--- What needs to be done ---
In the records below, tally every line containing "runtime". Report only the total.

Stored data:
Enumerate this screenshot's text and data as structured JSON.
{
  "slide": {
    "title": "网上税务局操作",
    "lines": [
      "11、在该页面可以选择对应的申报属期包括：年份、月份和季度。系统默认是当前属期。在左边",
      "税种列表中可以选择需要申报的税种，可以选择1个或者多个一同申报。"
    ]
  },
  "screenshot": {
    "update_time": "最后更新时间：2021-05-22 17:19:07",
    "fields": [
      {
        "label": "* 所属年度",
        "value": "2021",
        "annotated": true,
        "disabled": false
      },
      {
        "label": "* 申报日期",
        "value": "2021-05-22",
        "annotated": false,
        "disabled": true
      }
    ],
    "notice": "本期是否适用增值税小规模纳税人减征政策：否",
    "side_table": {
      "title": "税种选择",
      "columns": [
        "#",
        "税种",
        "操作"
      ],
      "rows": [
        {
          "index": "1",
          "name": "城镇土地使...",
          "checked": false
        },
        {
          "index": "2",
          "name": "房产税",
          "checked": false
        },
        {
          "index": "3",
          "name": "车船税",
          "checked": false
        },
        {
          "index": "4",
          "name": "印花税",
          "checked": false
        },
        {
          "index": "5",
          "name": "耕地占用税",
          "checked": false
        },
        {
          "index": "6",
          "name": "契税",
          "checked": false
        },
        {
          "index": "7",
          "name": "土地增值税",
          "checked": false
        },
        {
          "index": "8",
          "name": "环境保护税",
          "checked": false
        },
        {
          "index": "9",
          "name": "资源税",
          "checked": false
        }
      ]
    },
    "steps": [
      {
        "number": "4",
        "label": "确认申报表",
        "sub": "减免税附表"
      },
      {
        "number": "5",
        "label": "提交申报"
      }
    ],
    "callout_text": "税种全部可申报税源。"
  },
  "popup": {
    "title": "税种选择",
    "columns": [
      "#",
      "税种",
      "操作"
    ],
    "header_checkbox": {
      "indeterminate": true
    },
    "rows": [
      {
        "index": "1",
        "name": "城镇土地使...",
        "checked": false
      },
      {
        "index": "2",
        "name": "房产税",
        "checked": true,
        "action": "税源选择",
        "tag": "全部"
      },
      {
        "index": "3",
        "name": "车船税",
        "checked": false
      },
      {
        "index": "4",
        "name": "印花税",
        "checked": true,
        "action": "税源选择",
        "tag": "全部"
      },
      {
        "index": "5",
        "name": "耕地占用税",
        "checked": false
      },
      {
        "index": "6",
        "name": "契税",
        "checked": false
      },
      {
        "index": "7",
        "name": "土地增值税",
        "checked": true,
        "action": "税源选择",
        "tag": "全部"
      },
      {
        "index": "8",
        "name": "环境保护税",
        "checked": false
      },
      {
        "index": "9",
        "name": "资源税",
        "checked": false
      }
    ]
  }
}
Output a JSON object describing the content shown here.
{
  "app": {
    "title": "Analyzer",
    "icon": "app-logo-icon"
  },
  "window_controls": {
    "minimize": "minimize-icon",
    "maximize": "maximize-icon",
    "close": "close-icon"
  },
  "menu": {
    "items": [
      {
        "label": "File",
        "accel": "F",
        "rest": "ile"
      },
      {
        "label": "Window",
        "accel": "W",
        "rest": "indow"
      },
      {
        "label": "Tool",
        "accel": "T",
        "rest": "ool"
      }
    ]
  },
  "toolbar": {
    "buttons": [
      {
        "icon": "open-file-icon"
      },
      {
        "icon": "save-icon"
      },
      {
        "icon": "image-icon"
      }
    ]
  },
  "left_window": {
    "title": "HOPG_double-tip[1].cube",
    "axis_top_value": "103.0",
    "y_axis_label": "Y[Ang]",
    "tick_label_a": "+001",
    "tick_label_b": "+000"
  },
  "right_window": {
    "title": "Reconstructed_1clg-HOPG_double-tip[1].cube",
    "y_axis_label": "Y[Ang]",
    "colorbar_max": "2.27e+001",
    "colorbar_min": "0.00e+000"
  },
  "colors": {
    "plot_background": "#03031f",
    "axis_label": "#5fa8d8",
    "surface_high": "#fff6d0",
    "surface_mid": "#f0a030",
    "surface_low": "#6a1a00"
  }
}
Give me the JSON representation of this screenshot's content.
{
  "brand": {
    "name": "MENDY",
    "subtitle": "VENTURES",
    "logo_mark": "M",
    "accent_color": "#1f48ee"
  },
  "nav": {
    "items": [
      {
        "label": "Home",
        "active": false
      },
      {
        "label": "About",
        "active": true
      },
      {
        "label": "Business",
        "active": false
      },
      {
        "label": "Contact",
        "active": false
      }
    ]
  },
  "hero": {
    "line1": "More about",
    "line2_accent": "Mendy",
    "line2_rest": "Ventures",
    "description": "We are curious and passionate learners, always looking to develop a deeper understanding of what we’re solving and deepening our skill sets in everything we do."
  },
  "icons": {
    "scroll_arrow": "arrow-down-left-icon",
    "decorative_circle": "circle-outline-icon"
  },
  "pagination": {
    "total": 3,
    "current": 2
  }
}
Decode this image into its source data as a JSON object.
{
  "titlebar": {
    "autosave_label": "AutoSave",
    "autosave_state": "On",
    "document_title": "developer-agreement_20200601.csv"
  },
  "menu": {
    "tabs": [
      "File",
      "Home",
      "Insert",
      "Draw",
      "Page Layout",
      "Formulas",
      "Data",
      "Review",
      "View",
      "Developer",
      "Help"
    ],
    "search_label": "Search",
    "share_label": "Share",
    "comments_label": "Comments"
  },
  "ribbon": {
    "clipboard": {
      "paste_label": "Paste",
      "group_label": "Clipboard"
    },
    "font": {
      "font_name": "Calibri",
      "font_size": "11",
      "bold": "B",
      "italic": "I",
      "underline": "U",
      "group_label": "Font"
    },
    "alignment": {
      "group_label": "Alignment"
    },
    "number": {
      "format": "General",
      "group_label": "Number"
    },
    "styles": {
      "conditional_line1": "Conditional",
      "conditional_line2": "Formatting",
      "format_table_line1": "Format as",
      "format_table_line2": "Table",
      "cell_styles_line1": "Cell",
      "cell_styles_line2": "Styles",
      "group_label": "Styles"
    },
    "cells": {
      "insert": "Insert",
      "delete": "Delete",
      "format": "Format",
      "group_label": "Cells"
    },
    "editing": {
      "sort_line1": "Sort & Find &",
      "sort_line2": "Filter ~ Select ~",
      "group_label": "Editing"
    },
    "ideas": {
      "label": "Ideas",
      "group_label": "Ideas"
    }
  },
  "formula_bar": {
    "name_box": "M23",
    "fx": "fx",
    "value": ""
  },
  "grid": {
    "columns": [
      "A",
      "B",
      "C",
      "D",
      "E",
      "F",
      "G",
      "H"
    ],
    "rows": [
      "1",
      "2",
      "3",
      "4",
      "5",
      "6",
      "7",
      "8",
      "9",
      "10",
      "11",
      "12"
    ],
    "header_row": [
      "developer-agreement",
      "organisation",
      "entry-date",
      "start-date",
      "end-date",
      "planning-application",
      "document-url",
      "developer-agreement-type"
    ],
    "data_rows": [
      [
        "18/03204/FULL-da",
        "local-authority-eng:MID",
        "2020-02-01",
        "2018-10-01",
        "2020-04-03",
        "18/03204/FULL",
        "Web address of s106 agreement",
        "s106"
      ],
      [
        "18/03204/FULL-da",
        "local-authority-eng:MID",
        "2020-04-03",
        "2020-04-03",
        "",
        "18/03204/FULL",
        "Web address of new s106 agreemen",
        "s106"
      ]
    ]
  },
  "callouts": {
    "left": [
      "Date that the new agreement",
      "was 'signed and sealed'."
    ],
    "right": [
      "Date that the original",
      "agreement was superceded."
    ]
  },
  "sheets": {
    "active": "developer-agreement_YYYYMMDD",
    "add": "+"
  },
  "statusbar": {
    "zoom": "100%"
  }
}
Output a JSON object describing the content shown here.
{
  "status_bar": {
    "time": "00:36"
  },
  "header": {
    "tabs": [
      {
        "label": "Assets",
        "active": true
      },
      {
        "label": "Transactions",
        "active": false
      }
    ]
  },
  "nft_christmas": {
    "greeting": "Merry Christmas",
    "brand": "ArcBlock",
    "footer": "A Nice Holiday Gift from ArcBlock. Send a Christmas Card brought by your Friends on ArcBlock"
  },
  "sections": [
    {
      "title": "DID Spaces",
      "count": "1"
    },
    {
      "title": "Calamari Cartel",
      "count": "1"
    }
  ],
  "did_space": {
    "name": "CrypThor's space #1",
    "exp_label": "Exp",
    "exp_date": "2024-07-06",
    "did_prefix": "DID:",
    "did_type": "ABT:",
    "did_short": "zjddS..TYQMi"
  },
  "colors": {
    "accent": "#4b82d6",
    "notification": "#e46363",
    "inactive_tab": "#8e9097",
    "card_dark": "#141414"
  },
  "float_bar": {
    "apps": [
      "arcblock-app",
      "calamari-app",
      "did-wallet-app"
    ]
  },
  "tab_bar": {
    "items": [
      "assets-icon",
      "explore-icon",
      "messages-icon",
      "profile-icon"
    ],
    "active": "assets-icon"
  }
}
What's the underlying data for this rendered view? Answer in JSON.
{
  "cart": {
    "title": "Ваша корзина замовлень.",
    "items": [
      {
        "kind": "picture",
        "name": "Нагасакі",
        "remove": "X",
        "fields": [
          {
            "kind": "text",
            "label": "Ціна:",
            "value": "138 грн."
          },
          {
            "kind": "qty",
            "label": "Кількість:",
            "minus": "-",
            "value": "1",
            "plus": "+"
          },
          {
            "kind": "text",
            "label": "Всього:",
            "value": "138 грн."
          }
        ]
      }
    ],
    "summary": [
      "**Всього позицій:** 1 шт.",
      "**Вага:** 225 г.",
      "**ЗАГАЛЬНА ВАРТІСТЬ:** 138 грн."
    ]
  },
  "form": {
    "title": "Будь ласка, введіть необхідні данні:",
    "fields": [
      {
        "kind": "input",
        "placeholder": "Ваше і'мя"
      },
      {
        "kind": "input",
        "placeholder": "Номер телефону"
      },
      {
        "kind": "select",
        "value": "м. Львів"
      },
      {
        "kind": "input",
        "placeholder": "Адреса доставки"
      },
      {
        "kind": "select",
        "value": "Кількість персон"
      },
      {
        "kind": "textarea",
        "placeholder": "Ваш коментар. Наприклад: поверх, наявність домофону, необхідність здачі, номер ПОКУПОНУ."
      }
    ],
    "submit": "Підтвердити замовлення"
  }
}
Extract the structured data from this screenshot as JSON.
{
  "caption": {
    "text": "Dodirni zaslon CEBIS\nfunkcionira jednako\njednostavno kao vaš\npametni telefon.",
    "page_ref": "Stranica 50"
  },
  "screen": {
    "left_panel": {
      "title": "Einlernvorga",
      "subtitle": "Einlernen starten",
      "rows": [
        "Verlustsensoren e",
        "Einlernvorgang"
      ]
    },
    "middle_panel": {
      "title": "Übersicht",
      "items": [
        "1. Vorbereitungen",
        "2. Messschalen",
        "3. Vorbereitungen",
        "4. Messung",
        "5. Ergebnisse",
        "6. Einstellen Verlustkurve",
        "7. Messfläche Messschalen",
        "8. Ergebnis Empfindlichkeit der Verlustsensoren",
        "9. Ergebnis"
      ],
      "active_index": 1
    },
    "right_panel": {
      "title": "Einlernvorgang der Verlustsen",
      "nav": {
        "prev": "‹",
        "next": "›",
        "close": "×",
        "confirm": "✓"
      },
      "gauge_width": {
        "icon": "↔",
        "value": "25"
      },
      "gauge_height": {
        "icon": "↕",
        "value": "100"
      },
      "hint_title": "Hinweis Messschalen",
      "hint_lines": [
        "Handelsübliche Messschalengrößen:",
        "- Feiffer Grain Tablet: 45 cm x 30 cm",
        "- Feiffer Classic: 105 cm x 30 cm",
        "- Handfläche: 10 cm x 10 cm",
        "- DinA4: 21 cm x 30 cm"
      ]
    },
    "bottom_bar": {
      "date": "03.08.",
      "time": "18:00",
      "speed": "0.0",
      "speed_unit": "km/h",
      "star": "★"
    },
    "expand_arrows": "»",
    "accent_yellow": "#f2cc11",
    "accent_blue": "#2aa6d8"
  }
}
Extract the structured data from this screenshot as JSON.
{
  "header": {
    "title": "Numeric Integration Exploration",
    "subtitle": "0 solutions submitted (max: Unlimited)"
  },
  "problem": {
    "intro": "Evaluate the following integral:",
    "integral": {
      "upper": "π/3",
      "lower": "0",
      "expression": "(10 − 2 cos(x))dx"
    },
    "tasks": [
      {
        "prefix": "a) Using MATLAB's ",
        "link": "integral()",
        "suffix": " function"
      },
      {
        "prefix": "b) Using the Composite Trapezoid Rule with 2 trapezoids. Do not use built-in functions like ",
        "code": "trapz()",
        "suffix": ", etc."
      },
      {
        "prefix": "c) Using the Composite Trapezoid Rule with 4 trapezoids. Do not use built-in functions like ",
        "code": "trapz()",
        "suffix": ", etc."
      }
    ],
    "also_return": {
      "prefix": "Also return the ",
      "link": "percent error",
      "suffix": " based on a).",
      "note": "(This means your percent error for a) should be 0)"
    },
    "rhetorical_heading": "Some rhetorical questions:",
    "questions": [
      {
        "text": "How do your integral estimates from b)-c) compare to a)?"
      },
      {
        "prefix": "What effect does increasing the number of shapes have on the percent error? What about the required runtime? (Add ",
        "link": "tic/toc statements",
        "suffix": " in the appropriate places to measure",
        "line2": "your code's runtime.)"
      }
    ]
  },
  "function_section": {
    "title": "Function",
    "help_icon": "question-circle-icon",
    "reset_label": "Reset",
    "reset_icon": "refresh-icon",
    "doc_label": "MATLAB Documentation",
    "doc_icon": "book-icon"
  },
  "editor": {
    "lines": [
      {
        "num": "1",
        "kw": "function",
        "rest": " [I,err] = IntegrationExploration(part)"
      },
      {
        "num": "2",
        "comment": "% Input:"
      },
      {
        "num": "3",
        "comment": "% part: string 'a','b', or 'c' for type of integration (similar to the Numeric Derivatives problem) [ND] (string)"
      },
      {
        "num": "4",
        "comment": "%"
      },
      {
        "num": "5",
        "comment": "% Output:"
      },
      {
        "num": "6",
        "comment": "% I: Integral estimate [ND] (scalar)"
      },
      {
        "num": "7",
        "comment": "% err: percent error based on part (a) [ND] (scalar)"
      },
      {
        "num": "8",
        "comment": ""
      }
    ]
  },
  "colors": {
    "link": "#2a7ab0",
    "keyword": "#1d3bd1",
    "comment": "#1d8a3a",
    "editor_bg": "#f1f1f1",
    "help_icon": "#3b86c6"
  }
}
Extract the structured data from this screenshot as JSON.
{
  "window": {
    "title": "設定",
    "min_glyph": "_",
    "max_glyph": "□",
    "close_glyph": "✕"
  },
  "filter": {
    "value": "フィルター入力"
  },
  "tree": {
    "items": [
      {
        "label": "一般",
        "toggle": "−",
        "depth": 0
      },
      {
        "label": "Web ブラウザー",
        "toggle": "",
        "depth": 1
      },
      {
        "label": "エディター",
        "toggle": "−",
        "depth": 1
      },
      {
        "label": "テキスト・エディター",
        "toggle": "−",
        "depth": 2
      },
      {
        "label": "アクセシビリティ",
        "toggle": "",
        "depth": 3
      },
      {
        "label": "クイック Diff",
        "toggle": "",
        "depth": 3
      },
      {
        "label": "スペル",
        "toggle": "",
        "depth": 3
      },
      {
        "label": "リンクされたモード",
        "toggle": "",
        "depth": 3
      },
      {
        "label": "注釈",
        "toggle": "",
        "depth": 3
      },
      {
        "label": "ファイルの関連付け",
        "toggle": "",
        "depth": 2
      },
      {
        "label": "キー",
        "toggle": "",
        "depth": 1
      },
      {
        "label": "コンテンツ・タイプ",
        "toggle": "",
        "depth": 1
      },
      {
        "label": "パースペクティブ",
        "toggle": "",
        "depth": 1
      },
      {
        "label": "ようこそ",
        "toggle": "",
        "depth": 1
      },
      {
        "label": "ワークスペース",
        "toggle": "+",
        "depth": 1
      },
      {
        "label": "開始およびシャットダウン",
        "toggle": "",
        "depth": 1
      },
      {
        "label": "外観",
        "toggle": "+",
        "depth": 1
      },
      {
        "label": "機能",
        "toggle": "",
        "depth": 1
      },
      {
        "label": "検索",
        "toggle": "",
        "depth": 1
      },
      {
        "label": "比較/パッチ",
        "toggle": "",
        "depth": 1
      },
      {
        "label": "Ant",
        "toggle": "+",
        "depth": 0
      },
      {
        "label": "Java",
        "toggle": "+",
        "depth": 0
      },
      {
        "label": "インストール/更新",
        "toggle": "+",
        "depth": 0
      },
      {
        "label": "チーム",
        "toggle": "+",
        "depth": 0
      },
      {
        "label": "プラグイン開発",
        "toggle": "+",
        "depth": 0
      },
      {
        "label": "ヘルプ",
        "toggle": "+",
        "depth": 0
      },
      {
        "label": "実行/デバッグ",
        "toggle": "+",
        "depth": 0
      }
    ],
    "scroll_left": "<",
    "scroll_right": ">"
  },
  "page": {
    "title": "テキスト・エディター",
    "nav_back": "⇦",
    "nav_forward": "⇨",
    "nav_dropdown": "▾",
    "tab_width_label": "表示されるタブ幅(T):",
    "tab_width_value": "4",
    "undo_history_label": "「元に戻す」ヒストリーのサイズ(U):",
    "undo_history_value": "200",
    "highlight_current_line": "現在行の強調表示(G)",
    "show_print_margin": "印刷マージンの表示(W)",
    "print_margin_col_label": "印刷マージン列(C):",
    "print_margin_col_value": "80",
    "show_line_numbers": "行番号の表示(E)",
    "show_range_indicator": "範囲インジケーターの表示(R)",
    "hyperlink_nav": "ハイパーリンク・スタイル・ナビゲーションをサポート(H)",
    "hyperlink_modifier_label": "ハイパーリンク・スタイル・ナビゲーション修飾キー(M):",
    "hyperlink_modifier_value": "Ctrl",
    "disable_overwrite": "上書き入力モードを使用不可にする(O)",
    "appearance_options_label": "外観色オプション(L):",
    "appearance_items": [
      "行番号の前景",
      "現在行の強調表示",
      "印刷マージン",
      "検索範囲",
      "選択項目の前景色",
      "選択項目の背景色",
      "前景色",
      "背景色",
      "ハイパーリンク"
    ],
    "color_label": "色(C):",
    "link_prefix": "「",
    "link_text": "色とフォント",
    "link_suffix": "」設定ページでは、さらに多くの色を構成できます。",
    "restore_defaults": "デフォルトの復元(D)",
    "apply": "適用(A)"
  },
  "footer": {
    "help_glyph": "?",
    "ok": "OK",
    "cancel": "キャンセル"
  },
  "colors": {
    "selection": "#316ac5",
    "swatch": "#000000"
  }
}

--- Solution for this exercise ---
2